There’s an old Texas saying, “If you find that you’ve dug yourself into a hole, the very first thing to do is quit digging.” There are friends of mine – good friends of mine, and I have great respect for them, and I understand what they’re saying – but I disagree with them. They say, “Well, Gore is safe, we gotta stick with the status quo, because it could get worse.” Well, a farmer came up to me when I was Ag Commissioner, and people were talking about sticking with the status quo ag policy of the time. He said, “‘Status quo’ is Latin for ‘the mess we’re in.'” We oughta do something different, and if we just stick with the status quo, then in the year 2004 we’re still gonna be there. And in the year 2008, we’re still gonna be there. And in the year 2012, we’re still gonna be there. When are we gonna get loose from the status quo? We’re gonna get deeper and deeper into that hole. I think it’s time for a politics with passion again. A politics that matters.…
But yet, they say that you and I are the “spoilers.” We’re the spoilers. We’re in the way of Al Gore. But, hey, did we spoil the democratic process with billions in corrupt money? Did that come from us? Did we spoil the air, the water, and the food with compromises of convenience? Did we spoil the sovereignty of we the people with global trade scams that undermine our right to self-government? We’re not the spoilers. William Jennings Bryan, about a hundred years ago, said, “Destiny is not a matter of chance, it’s a matter of choice.” It’s not something to be awaited, it’s something to be achieved.
Are we going to achieve America’s destiny of economic fairness, social justice, and equal opportunity for all people? Well, if you think Al Gore can get you there, then go that way. It’s your choice. But if you’re tired of the status quo, tired of business as usual, tired of being shut out by the exclusiveness and elitism of the economic and political walls that have arisen to separate the few from the many, then you need to be thinking about something different. Something that must be felt here, in Denver, Colorado, and by people just like you all across America. I can’t tell you how many people I meet as I
travel for my book, and just generally making talks and talkin’ to ’em on the radio and everything. They say: “Well, you know, I’ve been a life-long Democrat, but I’m thinkin’ now. I’m thinkin’….”

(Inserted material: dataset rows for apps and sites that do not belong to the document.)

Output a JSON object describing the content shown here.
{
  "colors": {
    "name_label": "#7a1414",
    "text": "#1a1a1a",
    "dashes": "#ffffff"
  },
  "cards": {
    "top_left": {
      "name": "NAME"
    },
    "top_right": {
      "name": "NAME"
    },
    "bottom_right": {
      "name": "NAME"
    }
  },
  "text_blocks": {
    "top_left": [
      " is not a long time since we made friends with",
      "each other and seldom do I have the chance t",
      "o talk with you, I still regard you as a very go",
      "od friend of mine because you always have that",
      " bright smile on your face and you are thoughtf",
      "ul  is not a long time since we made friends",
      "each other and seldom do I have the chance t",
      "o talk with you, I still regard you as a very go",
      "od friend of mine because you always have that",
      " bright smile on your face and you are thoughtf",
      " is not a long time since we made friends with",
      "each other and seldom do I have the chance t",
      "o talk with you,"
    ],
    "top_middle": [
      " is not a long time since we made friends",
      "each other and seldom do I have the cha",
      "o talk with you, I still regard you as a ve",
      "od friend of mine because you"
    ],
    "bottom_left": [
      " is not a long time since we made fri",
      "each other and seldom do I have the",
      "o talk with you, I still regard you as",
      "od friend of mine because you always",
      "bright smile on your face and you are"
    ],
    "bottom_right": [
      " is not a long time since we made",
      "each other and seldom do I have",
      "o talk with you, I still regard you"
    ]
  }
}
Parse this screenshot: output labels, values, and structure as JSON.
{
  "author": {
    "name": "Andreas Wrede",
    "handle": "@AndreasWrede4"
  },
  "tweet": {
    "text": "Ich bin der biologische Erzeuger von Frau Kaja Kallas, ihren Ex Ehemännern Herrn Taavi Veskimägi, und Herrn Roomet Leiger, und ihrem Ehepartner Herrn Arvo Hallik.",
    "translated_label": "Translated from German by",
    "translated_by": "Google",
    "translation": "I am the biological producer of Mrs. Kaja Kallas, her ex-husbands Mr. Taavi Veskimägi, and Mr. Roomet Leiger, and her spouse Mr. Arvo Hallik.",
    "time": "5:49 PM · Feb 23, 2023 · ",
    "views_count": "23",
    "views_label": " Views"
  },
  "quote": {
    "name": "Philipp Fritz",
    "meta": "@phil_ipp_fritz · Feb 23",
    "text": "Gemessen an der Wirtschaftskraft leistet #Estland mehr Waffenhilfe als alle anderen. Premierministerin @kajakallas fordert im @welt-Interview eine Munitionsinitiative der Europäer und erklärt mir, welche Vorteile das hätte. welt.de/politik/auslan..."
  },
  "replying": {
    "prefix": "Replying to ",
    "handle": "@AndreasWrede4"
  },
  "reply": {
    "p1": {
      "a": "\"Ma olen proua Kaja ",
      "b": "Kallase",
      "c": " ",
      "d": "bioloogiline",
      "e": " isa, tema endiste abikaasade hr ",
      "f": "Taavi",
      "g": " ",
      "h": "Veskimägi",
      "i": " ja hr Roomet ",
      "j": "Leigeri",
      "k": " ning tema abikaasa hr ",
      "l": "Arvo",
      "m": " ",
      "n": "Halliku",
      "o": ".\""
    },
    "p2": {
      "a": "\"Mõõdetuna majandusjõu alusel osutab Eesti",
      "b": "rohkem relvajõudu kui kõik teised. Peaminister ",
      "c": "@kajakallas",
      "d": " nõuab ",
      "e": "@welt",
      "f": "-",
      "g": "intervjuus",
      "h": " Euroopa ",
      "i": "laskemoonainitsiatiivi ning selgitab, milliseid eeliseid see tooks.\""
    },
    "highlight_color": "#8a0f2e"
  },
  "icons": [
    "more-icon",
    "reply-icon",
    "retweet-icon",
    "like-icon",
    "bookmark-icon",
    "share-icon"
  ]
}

And I want you to think of Woody Guthrie. Woody Guthrie. Now by the way, I re-read this [my book] last night, and it’s a dynamite book. In my last chapter, there’s a section called “This Land is Your Land.” And that’s what Woody Guthrie meant by that song. It wasn’t a little polite sing-along about America’s natural beauty, the “diamond highways,” etc. It was about We the People taking power, and rejecting the exclusion of ordinary folks that he traveled with in that Dust Bowl. The working families and the dirt farmers and just ordinary folks who were being hard hit. And when he wrote “This Land is Your Land,” he had another verse in there that doesn’t get in the published versions … a verse in this about political exclusion. He wrote, “Well it’s a big, high wall / that tried to stop me. / A sign said / “Private property.” / But on the other side / it didn’t say nothin’. / That side was made for you and me.”